by Marcello Abbiati

On the wall of a peaceful bar in Primolo in the Valmalenco nonchalantly hangs an altimetric profile, carefully drawn by the engineer, Moser (*) and dating back to 1903.

The title page of the project

Hard to believe but, together with a badly worn little book kept in the Pio Rajna Municipal Library in Sondrio, this illustration is one of very few documents to hand down the memory of a project, which could have turned the social and economic history of the Valtellina of the last century upside-down.
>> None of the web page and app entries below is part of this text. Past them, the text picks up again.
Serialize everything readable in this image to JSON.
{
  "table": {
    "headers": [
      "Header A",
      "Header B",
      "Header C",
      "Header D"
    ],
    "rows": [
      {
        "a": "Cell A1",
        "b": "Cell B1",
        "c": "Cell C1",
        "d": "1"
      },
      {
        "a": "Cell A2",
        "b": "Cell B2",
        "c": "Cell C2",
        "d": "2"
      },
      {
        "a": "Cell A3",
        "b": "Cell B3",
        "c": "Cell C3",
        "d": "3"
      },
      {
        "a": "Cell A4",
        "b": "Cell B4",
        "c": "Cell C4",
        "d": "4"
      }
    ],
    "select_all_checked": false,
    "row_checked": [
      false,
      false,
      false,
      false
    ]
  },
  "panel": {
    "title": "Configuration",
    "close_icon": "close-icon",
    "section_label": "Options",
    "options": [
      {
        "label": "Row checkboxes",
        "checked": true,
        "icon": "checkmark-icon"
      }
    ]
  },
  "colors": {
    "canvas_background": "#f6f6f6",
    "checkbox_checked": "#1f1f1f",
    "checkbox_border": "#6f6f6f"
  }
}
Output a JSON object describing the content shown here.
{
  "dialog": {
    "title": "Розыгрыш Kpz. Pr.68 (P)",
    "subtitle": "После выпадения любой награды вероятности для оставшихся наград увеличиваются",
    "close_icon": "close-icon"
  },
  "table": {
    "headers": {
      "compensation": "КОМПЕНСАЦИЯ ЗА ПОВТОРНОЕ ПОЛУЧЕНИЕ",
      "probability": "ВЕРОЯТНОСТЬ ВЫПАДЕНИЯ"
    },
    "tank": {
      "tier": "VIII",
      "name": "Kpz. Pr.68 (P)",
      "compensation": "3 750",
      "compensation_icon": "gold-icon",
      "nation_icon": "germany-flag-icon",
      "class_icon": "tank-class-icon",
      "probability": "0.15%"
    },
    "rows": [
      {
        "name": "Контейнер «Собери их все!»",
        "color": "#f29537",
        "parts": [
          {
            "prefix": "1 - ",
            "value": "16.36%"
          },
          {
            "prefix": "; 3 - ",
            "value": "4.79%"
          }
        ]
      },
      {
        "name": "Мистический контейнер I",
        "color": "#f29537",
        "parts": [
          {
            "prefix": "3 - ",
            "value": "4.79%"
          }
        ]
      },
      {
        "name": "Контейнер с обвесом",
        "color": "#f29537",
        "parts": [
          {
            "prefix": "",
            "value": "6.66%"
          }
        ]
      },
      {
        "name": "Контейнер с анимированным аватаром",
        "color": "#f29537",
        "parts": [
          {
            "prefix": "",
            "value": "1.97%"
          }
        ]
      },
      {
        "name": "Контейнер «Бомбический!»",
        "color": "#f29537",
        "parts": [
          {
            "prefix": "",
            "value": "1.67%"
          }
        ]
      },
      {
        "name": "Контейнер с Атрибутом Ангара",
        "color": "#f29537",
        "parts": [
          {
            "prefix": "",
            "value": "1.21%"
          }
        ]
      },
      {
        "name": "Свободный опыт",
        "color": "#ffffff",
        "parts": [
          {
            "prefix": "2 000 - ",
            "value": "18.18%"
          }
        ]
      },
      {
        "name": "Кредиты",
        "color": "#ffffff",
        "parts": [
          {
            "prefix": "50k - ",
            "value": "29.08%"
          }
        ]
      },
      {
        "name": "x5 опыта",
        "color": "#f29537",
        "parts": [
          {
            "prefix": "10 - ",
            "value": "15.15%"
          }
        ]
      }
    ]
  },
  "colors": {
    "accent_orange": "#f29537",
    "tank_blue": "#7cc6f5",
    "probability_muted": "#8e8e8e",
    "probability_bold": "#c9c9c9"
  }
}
Carefully drawn up and meticulously and tersely written, the brief report is the work of the engineer, Giacinto Orsatti: printed in the type of the Quadrio in 1903, Railways Link in the Valtellina with the Engadine Railways shows the local result for the Valtellina of a debate and a trend which, between the nineteenth and twentieth century, involved all the nations near the Alpine range. The need to encourage the osmosis of goods and people across the Alps spurred France, the Swiss Confederation, Germany, Kingdom of Italy and the Austrian Hungarian Empire to find alternative vehicles and ways of communication. The traditional methods had become obsolete and unsuitable for the intense flows of trade in a continent with a demographic and economic increase, which had rocketed sky-high. It was, therefore, the second of two major discoveries which characterised the 19th century – photography and the "double T-shaped” girder – to provide the ideal vehicle to safely and rapidly transport large quantities of goods and people over geomorphologically hostile territory: the train.

(Our special thanks go to the owners of the Bar Primolo, who allowed us to scan the illustration for the project.)